“In the David Webb archive, we have a vast array of stories we could have chosen to tell, but we thought that an untold story based on the jeweler’s iconic animal jewelry would be super representative of what makes the brand so exciting,” Levi Higgs, head of archives and brand heritage for David Webb, tells The Zing Report. He hopes that viewers will come away with a “deeper knowledge and understanding of the stories surrounding the pillars of each animal we chose to feature in the exhibition.”
The immersive multimedia portion of the show also draws on the brand’s rich history. David Webb received the prestigious Coty American Fashion Critics Award for his groundbreaking animals in 1964. At that time, the committee displayed a film by fashion photographer Milton Greene and illustrator Joe Eula called A Walk in the Woods. The new exhibition will debut a reimagining of Eula and Greene’s film by multimedia artist Noah Kalina, set to music by cellist Patrick Belaga. “I hope visitors will also leave with a renewed joy in nature after seeing our jewelry films!” Higgs adds.
Can’t make the exhibit? There are several other place to cast eyes on Webb’s fantastic creatures: the designer’s jewelry is on display at the Metropolitan Museum of Art—which houses a zebra bracelet in its permanent collection that was also prominently featured in the museum’s Jewelry for America exhibit—is in the permanent collections of Musée des Arts Décoratifs in Paris, The Museum of Arts and Design, the Newark Museum, and the Museum of Fine Arts Houston. —Roxanne Robinson

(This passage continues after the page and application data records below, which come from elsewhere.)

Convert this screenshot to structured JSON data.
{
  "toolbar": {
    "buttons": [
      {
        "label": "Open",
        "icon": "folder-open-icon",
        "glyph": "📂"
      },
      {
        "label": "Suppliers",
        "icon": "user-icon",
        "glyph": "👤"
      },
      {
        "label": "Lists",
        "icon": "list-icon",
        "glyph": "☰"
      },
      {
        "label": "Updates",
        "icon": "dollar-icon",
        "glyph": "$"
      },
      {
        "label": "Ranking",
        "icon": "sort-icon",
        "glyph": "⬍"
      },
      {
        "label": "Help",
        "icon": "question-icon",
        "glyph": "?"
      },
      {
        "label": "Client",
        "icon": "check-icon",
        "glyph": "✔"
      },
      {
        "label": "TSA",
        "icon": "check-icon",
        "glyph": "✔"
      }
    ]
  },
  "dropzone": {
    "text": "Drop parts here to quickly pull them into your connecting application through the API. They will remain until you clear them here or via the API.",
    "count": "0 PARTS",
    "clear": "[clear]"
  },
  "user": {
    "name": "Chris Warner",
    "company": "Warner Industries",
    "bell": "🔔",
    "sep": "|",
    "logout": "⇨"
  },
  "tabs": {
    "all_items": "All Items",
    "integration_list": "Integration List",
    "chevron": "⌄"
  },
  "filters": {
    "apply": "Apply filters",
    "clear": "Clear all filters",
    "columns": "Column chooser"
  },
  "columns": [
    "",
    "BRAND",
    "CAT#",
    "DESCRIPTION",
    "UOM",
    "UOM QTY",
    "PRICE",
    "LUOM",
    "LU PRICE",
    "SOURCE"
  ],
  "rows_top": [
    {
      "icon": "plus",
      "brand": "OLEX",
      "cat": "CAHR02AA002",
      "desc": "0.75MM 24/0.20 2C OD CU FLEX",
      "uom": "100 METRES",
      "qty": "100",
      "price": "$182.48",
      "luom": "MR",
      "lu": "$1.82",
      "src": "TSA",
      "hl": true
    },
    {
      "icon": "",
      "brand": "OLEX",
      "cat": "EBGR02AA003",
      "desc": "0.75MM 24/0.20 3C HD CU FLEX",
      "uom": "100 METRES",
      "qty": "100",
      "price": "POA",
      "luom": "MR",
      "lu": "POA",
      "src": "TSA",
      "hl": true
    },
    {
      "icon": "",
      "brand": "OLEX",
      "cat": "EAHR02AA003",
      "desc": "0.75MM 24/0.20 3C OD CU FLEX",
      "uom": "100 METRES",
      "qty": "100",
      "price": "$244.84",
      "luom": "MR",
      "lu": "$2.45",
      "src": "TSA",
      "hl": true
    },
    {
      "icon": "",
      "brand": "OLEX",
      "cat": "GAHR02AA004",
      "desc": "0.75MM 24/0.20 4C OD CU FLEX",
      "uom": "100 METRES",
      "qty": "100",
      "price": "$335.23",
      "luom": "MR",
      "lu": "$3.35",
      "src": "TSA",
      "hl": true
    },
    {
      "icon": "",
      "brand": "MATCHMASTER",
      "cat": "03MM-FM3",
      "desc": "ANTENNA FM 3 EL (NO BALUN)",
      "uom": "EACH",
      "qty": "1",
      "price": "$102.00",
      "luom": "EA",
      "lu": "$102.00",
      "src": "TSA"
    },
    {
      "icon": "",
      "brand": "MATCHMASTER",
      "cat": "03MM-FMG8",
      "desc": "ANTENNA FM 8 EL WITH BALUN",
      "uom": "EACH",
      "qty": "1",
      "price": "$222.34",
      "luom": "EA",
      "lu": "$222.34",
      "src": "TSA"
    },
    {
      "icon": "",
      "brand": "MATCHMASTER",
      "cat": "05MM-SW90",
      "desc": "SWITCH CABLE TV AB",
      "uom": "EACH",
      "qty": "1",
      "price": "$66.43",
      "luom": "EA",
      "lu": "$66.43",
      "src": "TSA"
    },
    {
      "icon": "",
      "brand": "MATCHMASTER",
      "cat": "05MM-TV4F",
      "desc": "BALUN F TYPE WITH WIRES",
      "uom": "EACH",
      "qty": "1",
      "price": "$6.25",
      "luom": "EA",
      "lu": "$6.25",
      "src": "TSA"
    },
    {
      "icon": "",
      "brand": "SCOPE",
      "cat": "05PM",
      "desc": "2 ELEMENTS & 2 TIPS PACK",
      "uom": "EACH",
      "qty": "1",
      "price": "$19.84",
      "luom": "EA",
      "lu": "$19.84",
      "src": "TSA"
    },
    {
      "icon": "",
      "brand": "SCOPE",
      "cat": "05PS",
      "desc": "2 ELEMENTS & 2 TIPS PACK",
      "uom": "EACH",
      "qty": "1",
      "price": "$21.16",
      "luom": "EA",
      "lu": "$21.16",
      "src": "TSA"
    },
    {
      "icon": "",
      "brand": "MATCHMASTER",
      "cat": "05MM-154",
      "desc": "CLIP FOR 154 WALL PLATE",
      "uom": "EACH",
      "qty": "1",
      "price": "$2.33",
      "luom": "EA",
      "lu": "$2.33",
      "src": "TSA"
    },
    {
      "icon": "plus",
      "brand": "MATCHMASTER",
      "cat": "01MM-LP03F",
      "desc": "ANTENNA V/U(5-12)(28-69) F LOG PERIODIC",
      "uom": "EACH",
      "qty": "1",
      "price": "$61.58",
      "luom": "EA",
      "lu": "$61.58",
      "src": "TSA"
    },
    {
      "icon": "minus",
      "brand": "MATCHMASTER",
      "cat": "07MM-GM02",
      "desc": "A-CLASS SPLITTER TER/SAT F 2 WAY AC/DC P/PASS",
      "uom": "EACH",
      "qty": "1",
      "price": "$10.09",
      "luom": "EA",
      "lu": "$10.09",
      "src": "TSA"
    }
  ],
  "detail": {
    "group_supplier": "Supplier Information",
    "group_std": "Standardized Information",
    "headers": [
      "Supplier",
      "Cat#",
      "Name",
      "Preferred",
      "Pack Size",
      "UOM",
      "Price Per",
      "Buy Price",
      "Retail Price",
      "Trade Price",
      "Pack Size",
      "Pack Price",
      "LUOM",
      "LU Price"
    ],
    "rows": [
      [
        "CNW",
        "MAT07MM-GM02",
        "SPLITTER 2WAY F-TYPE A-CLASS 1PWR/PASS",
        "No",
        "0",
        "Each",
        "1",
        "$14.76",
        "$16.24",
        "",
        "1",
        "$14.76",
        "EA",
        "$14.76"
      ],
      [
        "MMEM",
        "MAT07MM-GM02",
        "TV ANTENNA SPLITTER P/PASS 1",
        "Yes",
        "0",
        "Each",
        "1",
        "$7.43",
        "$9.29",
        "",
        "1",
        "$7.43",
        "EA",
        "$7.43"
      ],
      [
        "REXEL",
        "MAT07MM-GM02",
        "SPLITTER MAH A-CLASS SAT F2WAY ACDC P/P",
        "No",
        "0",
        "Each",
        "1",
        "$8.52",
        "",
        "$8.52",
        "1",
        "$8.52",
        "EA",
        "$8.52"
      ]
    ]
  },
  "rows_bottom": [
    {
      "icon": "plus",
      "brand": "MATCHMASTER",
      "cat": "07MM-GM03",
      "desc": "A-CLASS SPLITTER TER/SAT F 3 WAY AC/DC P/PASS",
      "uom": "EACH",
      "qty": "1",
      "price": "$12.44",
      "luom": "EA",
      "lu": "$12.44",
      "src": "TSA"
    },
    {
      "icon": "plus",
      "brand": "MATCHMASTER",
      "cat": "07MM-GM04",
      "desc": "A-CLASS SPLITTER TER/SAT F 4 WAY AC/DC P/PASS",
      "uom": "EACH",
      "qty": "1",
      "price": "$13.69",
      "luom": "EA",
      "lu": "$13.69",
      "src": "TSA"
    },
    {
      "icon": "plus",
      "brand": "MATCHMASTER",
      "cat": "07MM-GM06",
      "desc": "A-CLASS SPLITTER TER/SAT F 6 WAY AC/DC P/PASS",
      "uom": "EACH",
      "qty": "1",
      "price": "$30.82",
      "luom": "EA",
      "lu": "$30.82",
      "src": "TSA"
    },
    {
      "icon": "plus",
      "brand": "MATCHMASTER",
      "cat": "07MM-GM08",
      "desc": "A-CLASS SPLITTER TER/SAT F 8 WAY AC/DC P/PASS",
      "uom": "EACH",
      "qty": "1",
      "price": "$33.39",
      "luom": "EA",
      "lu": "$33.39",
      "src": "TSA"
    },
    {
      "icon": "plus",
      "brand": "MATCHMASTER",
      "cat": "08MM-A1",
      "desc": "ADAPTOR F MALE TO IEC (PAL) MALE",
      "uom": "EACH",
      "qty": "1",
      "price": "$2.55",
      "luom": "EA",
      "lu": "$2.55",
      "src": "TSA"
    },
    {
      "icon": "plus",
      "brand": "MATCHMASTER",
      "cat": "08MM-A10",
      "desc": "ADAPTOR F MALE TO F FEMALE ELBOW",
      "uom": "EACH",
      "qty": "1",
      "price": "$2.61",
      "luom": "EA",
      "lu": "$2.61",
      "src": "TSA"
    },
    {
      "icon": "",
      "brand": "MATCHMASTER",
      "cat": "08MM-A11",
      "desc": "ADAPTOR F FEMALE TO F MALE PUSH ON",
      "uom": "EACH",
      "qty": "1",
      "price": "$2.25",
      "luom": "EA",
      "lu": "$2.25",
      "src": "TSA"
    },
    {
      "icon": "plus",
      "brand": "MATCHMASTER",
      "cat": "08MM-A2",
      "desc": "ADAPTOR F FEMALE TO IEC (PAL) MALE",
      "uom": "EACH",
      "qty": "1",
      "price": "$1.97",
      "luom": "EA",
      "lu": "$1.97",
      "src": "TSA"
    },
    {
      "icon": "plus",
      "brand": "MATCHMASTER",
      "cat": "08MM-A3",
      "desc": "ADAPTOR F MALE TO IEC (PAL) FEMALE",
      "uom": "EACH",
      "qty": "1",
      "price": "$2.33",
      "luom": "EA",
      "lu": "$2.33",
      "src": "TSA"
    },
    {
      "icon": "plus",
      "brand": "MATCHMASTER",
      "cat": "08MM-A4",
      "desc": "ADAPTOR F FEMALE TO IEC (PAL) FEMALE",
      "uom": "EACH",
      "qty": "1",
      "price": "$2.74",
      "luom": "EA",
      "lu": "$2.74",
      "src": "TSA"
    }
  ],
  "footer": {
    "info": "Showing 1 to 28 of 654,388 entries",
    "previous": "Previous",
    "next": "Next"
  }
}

Top: David Webb panther (All photos courtesy of David Webb)